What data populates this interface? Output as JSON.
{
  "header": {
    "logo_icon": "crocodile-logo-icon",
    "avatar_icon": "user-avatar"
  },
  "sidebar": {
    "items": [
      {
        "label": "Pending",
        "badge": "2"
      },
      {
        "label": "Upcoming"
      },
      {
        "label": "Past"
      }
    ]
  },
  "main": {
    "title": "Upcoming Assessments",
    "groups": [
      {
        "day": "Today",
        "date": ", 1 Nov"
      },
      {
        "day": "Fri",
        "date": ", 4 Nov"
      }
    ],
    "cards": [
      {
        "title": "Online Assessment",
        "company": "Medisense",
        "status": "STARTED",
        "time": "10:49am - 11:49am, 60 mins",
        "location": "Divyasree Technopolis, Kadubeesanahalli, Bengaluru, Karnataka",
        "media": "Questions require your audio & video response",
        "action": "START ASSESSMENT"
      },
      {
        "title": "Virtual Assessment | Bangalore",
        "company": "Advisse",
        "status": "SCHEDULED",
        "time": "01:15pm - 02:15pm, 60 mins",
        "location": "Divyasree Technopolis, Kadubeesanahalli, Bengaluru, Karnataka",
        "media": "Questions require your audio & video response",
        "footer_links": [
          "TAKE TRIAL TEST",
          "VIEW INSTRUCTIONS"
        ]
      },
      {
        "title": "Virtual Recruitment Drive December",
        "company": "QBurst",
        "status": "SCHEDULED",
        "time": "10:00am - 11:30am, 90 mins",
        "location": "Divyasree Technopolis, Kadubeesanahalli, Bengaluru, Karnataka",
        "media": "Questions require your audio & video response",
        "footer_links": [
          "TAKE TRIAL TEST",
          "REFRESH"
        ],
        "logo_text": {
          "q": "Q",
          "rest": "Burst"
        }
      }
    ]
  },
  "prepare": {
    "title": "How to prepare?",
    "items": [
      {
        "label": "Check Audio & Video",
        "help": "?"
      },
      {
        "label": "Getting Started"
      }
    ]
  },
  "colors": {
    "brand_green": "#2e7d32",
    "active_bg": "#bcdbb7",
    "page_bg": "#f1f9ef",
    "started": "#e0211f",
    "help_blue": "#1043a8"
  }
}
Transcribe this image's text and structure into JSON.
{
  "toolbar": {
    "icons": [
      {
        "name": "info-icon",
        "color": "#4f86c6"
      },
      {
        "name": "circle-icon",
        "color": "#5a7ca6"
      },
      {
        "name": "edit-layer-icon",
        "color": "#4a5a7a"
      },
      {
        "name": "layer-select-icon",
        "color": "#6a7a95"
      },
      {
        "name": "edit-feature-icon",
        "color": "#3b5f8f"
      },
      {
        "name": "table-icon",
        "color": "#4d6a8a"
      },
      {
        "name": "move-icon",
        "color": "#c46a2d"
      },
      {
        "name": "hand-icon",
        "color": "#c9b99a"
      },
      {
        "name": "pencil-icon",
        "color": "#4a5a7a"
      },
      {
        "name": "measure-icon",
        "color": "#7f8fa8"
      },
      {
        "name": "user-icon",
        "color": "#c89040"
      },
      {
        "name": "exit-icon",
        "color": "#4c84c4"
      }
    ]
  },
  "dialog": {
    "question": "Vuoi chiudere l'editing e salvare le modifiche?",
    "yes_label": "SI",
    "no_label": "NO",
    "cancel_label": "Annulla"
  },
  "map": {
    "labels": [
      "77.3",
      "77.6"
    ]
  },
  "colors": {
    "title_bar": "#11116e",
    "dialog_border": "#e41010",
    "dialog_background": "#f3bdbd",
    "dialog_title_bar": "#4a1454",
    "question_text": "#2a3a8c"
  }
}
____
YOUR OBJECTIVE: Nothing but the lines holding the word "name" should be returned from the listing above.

THE COMPLETED TASK:
        "name": "info-icon",
        "name": "circle-icon",
        "name": "edit-layer-icon",
        "name": "layer-select-icon",
        "name": "edit-feature-icon",
        "name": "table-icon",
        "name": "move-icon",
        "name": "hand-icon",
        "name": "pencil-icon",
        "name": "measure-icon",
        "name": "user-icon",
        "name": "exit-icon",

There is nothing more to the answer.